[[ MATERIAL TO PROCESS, beginning ]]
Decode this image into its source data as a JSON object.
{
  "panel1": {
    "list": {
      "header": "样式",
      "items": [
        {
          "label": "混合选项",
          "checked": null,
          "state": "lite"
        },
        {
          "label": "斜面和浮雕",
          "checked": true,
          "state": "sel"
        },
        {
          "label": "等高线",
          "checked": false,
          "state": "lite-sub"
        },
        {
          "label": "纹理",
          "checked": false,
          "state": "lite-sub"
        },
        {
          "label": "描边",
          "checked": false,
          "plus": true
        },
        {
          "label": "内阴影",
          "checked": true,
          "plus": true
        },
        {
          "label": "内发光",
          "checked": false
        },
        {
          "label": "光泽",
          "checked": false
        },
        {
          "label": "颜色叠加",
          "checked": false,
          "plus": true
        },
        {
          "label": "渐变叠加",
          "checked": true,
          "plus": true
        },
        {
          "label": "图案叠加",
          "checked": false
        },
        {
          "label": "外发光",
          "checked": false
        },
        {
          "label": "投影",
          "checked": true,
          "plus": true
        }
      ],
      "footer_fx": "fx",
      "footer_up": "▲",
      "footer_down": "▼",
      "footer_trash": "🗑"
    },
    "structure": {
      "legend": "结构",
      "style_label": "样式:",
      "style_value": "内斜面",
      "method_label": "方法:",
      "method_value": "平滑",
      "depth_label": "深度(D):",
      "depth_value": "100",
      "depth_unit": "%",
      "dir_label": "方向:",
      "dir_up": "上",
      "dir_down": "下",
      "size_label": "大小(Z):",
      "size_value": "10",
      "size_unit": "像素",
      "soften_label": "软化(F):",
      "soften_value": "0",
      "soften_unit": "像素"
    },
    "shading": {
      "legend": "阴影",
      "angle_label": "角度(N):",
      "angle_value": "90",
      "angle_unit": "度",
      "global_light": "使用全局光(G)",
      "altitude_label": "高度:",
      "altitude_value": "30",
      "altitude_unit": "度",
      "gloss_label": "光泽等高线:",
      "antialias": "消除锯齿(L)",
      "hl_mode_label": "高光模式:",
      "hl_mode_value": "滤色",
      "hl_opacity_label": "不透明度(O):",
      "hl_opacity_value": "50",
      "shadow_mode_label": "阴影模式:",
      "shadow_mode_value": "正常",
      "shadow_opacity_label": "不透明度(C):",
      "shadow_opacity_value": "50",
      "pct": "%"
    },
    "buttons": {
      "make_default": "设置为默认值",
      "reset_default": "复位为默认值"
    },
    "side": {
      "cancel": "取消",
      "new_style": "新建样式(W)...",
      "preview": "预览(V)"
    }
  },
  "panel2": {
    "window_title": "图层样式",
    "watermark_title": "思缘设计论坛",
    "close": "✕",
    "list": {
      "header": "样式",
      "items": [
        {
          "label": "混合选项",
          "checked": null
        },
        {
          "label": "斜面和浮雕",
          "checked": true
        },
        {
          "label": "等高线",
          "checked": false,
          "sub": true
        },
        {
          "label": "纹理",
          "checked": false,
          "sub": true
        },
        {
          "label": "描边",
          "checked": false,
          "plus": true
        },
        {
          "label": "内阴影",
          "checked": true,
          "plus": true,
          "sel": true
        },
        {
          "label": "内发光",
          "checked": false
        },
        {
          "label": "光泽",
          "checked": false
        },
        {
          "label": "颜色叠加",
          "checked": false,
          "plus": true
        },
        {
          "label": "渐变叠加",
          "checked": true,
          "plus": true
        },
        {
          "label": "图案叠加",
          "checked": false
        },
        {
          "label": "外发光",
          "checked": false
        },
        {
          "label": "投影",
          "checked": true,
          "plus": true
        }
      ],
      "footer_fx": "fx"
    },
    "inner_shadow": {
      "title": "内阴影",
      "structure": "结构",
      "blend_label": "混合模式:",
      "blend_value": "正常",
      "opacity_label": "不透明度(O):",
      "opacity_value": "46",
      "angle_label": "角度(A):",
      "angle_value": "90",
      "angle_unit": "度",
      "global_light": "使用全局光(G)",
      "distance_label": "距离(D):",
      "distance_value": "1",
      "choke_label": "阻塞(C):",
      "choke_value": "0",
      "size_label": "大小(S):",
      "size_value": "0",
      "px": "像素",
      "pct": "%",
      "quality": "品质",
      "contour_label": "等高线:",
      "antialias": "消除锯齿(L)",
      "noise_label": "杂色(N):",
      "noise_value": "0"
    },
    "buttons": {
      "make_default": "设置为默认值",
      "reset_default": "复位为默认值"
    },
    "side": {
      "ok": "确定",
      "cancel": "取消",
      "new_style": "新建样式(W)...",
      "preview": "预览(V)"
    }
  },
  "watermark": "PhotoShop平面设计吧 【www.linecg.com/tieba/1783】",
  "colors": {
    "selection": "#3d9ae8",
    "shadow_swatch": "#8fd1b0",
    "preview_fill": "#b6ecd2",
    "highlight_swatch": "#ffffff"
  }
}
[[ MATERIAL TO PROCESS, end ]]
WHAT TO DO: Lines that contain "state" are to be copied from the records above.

RESPONSE TO THIS EXERCISE:
          "state": "lite"
          "state": "sel"
          "state": "lite-sub"
          "state": "lite-sub"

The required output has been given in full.